— Provided records —
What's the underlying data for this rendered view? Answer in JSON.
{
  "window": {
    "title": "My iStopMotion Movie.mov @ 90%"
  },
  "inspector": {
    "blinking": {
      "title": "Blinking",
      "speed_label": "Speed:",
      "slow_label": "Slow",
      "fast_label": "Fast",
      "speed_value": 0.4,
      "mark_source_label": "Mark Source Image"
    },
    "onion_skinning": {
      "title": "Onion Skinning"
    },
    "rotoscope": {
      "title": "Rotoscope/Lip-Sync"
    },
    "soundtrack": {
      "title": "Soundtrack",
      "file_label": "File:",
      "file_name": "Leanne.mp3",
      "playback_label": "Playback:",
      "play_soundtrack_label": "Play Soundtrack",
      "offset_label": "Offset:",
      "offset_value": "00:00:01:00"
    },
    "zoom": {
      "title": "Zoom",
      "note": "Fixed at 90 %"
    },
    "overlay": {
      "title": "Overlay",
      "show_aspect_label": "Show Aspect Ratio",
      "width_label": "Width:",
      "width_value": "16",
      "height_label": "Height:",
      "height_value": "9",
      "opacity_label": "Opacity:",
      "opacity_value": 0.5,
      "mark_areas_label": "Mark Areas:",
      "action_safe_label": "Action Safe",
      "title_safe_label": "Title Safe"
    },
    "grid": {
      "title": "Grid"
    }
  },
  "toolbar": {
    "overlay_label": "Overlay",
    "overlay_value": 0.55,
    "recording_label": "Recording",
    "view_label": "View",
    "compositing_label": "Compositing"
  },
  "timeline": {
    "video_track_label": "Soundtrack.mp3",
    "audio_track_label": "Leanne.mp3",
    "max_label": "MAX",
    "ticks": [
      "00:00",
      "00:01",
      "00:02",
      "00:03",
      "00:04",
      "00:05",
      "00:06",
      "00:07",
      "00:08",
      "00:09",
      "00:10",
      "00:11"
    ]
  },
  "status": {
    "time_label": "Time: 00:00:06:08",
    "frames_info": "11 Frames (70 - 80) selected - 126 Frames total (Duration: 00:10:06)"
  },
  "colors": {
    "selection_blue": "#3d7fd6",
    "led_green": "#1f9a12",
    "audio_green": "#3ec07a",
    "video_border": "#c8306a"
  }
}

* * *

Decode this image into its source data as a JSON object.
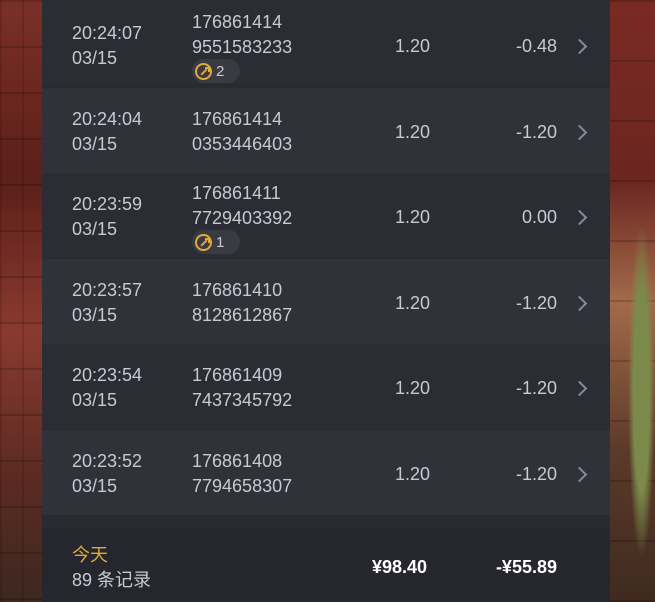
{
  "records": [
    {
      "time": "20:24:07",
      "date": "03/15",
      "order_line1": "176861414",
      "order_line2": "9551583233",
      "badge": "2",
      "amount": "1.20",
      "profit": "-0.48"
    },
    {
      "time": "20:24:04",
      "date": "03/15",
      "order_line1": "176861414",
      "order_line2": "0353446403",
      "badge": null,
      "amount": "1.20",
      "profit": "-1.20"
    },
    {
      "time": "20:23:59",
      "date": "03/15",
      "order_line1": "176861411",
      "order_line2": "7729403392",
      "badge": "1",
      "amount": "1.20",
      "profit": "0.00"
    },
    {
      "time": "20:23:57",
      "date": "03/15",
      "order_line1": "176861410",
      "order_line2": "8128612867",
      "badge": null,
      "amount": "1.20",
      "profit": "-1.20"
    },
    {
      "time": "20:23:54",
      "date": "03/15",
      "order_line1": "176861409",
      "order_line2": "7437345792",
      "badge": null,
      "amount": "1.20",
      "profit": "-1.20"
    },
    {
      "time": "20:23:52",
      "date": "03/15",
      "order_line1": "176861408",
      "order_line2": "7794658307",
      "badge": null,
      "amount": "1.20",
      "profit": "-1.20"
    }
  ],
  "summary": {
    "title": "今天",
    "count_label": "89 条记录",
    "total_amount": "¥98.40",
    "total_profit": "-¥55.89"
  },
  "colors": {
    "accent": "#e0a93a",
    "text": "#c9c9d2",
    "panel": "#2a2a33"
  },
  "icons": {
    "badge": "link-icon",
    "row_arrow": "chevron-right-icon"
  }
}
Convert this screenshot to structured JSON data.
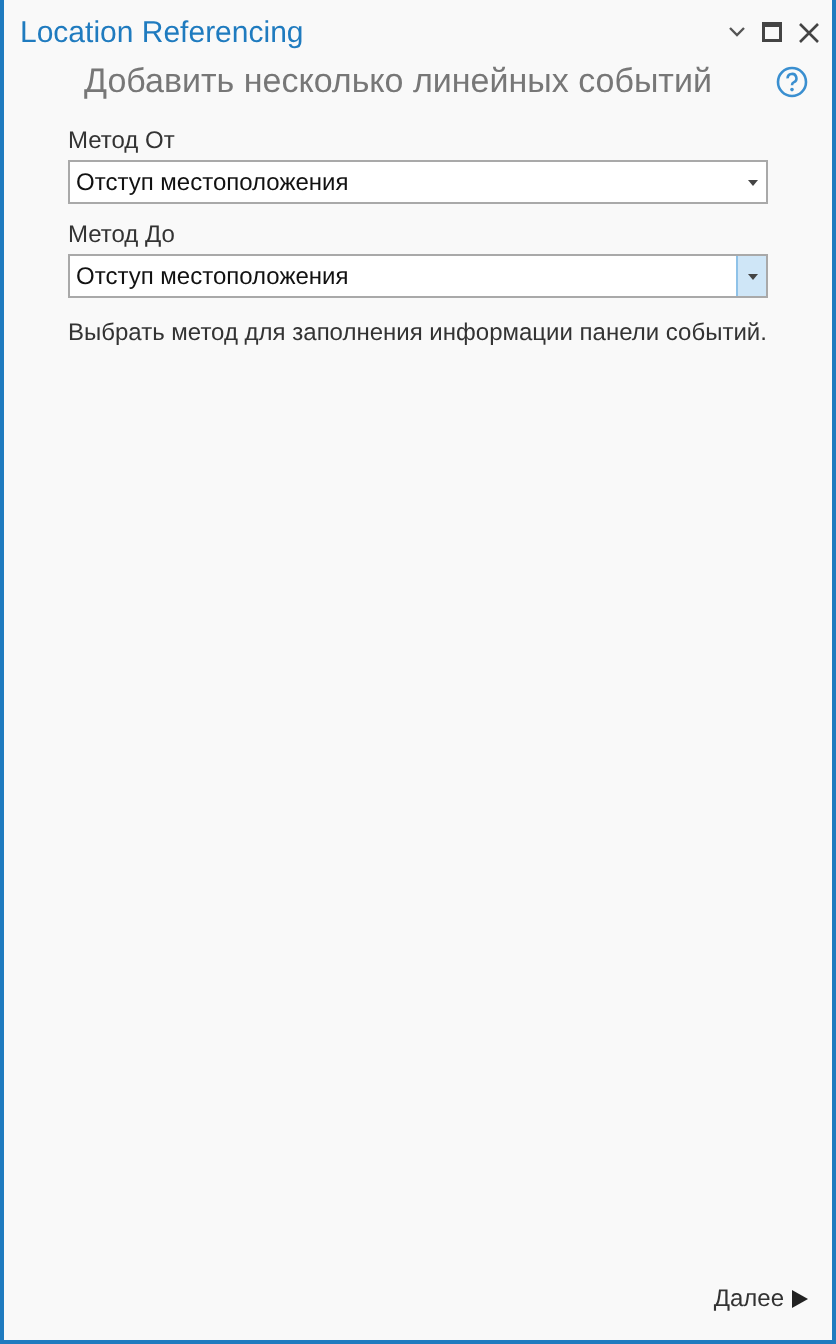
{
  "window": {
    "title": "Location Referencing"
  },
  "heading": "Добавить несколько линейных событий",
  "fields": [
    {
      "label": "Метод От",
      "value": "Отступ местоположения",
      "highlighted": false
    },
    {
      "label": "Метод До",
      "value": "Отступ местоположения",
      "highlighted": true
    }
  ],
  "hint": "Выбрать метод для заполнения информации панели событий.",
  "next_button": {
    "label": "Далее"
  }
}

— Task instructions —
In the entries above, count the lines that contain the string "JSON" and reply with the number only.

— Result —
3